• Work required: Check each line of the entries below for the word "OneDrive", and copy the lines that have it.

• Source data:
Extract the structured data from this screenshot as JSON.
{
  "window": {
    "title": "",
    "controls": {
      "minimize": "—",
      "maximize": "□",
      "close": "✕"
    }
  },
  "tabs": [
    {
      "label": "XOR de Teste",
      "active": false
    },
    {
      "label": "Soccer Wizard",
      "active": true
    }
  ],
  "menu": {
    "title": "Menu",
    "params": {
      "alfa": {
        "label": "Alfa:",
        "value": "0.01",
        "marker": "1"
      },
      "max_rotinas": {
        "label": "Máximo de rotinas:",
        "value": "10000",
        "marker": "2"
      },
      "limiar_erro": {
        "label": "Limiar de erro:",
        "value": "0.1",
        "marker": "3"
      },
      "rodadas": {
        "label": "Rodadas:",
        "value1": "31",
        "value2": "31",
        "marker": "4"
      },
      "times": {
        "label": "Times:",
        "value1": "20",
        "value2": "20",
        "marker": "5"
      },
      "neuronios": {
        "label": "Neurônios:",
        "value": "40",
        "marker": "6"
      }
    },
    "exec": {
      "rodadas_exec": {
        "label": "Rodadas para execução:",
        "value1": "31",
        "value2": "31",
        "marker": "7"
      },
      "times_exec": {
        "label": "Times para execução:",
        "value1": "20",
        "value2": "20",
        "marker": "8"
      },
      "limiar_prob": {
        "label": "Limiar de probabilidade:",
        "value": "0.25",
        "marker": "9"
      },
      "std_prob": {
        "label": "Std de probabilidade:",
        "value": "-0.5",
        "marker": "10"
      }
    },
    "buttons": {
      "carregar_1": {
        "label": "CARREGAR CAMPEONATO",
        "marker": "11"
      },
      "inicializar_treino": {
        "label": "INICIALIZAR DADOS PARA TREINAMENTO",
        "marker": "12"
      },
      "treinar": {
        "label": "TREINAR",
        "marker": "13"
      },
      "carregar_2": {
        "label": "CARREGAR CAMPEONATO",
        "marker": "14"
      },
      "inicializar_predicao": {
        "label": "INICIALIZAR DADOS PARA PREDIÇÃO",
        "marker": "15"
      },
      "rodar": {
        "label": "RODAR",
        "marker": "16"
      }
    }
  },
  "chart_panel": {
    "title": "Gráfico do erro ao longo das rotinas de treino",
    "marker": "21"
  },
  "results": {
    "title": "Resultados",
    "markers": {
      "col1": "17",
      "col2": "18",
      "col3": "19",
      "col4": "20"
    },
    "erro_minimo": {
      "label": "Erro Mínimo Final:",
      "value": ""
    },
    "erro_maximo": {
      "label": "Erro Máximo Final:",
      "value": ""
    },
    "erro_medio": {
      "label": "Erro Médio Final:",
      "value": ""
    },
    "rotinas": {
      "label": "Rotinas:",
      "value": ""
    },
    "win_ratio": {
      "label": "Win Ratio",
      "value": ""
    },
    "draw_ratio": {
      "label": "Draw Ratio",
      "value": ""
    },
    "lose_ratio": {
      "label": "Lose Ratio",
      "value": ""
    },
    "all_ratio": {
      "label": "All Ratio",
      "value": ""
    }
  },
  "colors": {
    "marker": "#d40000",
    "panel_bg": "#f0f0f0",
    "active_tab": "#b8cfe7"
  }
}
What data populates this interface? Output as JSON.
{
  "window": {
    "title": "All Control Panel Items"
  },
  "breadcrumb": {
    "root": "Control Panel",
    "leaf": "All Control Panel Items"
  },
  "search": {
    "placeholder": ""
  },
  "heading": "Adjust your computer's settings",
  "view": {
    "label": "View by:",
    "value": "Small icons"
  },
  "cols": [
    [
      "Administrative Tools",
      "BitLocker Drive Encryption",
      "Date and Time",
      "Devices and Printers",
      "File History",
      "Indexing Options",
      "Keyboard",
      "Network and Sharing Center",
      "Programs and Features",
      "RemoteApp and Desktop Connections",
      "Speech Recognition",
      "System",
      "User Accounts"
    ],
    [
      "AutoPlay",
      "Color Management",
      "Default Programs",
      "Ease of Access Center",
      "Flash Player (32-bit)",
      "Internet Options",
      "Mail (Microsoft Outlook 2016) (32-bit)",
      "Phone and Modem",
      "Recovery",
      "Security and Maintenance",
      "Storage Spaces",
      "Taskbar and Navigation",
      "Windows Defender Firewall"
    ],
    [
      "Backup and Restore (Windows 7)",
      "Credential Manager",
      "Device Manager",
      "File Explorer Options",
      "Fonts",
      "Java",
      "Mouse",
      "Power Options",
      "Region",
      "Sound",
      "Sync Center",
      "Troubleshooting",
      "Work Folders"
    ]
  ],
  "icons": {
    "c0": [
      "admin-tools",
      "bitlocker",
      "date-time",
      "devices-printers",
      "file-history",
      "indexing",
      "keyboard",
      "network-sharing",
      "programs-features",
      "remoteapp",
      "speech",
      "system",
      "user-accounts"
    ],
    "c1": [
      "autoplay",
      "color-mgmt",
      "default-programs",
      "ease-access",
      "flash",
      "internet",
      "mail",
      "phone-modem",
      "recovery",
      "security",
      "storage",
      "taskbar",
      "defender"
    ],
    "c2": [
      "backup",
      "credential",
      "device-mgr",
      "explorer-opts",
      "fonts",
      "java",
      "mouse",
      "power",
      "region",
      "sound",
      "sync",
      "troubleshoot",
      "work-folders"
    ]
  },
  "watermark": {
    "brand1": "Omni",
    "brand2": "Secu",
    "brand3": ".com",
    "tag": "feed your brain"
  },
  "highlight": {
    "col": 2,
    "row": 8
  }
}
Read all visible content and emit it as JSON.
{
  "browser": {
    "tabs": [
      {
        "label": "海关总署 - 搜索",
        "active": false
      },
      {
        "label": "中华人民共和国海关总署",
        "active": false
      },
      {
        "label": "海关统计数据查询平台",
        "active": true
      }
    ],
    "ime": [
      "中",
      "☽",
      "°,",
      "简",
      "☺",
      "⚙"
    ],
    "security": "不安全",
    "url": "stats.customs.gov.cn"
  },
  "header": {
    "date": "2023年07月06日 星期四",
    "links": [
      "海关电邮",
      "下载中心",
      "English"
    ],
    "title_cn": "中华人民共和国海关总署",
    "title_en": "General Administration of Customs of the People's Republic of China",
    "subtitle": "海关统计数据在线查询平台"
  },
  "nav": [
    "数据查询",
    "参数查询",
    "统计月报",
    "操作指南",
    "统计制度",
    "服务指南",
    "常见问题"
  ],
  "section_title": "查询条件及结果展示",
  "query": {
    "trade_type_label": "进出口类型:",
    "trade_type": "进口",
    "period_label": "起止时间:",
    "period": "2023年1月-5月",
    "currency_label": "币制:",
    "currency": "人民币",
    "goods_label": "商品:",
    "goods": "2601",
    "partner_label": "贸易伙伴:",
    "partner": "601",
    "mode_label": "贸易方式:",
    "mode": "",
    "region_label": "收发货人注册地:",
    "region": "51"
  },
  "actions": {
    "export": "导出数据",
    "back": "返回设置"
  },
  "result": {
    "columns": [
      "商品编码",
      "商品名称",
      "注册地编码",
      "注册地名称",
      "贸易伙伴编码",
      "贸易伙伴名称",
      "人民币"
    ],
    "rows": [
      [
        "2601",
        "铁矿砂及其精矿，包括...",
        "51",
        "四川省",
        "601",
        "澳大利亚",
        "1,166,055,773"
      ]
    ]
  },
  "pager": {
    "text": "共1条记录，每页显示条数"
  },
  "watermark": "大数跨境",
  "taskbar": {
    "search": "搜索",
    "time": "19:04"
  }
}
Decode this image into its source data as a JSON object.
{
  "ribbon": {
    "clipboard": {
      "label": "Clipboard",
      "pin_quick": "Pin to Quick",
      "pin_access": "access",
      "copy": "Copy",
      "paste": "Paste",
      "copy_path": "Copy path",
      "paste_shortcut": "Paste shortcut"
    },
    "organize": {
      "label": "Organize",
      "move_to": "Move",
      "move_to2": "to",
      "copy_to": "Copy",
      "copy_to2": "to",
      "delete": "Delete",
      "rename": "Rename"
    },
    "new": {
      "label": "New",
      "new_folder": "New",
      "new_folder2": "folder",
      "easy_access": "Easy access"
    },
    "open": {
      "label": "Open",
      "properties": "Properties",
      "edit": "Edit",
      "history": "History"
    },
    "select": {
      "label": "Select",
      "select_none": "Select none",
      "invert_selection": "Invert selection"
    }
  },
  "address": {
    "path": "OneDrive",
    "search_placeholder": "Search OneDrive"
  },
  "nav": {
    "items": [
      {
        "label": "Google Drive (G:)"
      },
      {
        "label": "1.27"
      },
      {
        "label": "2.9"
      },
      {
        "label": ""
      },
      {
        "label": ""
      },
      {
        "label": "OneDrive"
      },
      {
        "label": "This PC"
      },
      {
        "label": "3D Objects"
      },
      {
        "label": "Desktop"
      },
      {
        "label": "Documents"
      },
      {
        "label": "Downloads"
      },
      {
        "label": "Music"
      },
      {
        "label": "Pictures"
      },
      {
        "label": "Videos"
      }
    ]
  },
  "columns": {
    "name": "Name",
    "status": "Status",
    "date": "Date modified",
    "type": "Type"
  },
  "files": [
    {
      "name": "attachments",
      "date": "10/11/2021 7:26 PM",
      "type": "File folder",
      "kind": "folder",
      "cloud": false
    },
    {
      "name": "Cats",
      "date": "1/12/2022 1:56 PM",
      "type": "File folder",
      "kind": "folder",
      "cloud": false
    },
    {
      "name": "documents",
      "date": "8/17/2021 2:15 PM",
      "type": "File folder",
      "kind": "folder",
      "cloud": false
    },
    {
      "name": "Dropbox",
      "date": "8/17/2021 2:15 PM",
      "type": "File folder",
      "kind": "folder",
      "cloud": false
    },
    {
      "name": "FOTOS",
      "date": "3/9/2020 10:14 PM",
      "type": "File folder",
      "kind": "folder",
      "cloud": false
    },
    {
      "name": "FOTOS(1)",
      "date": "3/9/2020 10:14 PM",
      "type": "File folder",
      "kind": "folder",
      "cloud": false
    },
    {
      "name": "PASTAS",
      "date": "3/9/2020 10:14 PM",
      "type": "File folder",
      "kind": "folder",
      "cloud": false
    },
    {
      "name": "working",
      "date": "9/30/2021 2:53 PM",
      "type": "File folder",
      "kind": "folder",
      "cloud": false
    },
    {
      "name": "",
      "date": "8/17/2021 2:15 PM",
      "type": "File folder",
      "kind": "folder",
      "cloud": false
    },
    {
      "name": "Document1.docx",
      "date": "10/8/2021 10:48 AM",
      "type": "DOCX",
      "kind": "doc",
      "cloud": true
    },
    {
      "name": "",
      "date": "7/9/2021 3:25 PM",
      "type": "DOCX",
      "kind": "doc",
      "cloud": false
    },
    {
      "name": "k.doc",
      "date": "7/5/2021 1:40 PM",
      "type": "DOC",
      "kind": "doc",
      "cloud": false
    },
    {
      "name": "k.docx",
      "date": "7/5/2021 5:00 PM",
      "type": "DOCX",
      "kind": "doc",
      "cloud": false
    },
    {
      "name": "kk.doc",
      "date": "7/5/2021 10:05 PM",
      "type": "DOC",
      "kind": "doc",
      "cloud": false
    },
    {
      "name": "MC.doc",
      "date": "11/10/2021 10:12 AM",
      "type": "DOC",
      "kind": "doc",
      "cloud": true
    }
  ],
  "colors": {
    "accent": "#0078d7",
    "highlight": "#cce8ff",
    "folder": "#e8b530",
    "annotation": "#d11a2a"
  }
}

• Solution:
    "path": "OneDrive",
    "search_placeholder": "Search OneDrive"
        "label": "OneDrive"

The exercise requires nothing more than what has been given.